EXERCISE DESCRIPTION: Only the lines holding "time" are wanted. Copy every one from the records below.

[App and web page records]

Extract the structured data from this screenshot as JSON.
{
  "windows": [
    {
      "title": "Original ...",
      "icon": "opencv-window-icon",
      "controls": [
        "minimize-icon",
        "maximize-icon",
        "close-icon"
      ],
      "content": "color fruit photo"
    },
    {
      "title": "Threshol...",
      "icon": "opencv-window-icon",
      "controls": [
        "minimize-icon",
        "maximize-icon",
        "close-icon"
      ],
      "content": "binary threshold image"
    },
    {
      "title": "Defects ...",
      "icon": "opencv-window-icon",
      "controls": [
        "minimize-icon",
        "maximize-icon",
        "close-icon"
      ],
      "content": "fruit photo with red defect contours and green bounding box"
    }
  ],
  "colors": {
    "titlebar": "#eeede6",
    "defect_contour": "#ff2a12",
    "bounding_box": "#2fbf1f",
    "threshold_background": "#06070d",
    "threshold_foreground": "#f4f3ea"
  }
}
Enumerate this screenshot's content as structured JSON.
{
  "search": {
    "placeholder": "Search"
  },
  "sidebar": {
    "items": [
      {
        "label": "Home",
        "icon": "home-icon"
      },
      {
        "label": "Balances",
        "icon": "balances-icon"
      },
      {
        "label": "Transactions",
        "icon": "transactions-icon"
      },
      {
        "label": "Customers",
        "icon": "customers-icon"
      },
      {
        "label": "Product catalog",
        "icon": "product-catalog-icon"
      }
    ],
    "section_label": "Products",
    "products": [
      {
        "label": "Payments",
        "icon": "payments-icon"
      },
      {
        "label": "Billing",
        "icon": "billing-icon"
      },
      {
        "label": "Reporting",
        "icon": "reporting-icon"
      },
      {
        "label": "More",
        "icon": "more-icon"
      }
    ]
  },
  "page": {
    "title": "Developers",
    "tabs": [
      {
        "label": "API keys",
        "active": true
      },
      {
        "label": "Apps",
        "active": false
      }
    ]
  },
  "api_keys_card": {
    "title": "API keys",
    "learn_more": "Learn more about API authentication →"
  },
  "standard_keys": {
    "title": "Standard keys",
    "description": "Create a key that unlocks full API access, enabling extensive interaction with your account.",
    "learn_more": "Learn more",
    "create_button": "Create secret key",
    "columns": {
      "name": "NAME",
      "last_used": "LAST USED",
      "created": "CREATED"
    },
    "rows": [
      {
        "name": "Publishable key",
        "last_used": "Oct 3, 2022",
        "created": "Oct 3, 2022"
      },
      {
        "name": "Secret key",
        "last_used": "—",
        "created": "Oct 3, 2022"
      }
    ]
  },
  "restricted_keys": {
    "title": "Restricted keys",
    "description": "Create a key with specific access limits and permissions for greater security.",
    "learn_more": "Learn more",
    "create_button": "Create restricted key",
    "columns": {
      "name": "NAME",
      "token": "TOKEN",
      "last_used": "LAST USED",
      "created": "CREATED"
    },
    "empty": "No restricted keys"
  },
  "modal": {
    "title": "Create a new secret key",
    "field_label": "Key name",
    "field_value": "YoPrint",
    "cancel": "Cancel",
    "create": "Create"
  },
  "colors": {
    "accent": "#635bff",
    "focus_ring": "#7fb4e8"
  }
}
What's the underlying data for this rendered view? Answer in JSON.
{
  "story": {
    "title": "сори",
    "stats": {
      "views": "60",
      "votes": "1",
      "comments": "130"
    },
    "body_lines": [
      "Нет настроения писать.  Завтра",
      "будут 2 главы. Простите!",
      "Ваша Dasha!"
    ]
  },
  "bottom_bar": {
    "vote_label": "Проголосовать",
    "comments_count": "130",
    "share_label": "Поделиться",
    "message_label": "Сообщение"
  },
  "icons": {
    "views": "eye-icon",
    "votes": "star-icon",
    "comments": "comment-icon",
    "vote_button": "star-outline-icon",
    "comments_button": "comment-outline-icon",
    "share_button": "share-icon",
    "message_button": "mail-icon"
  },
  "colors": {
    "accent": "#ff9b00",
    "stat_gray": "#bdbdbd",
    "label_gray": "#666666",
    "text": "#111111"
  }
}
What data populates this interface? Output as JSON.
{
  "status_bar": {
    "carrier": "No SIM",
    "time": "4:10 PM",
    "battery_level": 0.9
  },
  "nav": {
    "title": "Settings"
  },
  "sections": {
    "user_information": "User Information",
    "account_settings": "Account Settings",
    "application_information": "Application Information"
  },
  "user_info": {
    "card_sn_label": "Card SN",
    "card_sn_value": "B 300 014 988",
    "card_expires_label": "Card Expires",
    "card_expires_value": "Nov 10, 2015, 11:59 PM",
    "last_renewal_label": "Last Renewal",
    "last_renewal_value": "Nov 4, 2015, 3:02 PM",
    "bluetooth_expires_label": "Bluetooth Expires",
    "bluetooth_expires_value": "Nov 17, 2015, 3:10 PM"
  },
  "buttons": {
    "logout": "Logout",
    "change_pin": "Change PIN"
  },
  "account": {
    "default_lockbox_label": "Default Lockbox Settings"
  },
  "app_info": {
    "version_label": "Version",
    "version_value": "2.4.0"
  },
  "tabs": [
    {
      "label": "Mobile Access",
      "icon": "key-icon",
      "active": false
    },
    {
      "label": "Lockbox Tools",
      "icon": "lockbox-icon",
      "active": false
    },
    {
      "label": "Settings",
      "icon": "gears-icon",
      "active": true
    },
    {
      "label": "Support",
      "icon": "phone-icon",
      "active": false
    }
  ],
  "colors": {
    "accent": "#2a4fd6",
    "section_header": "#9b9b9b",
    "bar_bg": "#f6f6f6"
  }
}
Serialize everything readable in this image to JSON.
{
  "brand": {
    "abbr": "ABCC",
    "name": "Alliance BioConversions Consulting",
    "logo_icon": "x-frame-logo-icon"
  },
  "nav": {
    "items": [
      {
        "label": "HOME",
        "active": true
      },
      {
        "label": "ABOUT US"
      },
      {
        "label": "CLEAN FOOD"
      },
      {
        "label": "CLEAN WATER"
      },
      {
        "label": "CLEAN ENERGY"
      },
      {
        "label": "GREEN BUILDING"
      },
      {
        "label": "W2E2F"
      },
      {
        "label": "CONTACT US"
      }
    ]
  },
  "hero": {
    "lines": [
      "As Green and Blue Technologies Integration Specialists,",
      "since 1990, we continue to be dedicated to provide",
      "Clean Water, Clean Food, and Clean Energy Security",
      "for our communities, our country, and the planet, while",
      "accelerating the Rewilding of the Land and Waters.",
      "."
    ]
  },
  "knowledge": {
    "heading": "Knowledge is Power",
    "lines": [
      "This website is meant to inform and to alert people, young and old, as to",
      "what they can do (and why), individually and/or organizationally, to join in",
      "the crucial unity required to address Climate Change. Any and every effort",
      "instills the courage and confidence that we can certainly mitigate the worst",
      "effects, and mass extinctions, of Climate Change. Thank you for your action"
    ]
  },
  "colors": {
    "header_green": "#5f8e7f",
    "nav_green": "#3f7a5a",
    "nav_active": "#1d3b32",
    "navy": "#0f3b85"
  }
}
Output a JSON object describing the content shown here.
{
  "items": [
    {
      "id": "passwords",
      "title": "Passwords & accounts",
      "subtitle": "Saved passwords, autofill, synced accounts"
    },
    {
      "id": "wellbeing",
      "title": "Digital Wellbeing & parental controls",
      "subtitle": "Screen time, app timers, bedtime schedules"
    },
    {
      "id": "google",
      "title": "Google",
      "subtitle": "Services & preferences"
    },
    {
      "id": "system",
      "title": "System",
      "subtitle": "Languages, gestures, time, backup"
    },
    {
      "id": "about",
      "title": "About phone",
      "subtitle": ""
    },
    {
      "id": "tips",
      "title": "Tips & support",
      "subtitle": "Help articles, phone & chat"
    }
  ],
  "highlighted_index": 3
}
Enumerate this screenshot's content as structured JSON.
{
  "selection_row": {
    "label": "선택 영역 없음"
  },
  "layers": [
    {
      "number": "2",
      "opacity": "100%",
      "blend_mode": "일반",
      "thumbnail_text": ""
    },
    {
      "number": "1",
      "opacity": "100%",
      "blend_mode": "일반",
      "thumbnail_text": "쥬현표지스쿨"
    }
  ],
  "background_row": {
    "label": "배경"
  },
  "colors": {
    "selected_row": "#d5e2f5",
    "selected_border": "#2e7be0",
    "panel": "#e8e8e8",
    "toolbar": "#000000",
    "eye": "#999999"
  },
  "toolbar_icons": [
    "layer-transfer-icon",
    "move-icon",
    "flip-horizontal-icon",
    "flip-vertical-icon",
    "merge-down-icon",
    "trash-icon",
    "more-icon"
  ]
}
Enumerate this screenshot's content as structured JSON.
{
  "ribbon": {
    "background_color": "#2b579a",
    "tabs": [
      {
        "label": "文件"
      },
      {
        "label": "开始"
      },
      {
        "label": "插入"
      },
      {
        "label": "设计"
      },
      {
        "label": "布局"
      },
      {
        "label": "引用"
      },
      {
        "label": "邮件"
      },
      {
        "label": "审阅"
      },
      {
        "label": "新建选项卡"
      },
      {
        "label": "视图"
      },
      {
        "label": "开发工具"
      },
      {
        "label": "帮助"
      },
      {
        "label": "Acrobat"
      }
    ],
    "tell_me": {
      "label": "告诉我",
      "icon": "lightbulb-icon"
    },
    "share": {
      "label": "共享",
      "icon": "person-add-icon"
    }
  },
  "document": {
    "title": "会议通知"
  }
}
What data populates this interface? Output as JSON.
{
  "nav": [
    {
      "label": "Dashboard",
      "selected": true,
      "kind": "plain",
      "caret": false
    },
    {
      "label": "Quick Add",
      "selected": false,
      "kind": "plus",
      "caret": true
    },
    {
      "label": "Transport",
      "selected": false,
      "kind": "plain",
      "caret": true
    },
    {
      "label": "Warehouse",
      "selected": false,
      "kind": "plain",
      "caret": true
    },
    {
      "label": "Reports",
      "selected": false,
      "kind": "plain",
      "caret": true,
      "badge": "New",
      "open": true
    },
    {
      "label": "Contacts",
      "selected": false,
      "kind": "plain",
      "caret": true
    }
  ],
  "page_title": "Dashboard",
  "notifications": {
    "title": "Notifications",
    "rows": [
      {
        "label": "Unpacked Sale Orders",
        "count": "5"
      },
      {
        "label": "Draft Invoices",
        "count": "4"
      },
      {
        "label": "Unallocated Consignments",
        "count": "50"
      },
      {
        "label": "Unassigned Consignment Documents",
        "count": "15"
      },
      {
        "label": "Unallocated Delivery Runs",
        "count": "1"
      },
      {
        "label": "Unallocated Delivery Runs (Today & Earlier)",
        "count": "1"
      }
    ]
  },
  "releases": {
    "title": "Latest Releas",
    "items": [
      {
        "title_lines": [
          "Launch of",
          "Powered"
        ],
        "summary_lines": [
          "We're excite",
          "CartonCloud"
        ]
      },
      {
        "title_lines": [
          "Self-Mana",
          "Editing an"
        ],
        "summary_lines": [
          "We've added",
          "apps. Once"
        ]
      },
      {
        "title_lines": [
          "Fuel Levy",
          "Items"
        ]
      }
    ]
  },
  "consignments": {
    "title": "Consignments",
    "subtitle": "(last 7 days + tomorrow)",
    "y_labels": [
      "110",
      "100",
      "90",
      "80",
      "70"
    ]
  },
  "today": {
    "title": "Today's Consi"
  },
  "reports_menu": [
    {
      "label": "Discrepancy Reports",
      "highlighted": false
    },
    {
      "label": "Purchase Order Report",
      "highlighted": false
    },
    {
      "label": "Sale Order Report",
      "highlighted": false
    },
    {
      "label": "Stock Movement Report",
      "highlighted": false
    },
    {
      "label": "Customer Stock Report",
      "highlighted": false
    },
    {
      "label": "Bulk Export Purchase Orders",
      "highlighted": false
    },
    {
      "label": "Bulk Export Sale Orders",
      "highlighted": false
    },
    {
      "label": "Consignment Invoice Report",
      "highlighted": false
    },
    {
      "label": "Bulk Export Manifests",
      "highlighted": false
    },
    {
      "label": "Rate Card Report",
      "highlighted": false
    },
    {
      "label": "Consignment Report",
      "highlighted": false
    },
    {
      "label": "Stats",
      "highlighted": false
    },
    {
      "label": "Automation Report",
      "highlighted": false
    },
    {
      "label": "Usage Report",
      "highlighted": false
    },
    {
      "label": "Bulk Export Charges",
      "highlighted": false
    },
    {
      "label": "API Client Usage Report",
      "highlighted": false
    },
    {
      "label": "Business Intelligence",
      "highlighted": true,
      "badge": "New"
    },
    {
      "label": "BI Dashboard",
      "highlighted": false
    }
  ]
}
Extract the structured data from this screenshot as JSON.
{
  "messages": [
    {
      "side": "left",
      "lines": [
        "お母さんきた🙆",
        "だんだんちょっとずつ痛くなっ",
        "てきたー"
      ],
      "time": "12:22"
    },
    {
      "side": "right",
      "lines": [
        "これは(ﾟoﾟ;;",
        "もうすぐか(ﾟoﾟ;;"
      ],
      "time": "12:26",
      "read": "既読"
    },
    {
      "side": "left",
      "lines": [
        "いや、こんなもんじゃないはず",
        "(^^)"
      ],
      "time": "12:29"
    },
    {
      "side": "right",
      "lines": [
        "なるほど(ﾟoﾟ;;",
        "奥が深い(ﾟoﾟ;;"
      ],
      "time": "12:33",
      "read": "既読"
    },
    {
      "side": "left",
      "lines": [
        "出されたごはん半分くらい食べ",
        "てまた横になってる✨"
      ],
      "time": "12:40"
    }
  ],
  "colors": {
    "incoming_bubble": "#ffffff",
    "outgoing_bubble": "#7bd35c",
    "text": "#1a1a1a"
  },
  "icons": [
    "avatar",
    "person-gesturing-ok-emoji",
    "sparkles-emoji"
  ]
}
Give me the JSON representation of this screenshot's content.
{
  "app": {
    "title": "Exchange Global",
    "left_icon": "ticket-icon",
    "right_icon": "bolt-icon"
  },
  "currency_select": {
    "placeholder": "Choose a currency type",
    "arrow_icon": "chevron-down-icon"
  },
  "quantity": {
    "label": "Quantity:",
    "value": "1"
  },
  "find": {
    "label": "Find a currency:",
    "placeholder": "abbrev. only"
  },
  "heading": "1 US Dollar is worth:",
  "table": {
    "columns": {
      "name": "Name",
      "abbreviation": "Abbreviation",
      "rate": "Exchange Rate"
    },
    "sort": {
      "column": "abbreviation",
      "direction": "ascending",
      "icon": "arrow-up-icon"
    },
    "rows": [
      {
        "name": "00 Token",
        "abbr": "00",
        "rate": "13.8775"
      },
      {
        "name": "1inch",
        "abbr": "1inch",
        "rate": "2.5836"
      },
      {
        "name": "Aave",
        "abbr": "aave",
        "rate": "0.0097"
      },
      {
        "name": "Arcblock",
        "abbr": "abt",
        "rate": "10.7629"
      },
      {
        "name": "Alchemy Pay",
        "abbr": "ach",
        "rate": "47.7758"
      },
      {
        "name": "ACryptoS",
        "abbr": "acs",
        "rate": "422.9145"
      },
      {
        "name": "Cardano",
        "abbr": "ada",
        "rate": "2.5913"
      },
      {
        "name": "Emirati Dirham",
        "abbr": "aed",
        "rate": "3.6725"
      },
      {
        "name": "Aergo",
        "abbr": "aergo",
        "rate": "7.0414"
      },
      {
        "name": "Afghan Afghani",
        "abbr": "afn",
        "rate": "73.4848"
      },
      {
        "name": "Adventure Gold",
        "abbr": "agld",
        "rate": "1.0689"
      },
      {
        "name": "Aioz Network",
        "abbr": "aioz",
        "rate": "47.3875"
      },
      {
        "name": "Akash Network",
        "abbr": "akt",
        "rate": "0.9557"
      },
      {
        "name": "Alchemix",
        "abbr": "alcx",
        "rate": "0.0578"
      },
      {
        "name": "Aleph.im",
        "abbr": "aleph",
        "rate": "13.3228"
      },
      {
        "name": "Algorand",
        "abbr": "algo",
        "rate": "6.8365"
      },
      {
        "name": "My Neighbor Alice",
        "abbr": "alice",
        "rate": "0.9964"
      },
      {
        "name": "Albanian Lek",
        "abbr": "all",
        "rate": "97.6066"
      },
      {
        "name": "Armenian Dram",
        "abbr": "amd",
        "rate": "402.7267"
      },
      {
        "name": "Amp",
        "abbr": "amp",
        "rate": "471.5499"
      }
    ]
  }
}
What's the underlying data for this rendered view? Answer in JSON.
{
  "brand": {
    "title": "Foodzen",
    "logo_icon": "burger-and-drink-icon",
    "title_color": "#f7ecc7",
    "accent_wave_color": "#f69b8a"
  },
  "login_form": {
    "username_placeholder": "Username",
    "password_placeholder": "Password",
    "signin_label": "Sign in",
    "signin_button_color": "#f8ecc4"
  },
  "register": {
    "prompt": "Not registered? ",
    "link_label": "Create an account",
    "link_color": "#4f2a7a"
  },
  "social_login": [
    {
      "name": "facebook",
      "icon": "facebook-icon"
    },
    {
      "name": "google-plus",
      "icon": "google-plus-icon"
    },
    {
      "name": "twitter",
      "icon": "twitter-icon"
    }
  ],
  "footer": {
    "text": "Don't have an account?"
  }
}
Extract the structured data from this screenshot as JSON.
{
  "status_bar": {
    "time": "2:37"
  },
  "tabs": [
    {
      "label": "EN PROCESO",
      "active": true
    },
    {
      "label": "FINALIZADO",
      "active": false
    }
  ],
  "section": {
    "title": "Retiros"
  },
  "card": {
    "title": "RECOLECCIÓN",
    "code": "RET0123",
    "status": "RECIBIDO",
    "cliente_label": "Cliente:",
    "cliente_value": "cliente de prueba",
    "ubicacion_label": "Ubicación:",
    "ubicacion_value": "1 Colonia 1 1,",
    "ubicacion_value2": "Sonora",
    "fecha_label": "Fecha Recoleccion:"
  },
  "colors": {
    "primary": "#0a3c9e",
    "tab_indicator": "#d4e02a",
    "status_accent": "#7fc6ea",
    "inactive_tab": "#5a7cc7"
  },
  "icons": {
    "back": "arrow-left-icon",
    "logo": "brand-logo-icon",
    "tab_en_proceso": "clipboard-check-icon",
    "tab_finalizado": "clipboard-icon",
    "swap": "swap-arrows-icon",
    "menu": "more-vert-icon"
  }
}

REPLY TO THE EXERCISE:
    "time": "4:10 PM",
      "subtitle": "Screen time, app timers, bedtime schedules"
      "subtitle": "Languages, gestures, time, backup"
      "time": "12:22"
      "time": "12:26",
      "time": "12:29"
      "time": "12:33",
      "time": "12:40"
    "time": "2:37"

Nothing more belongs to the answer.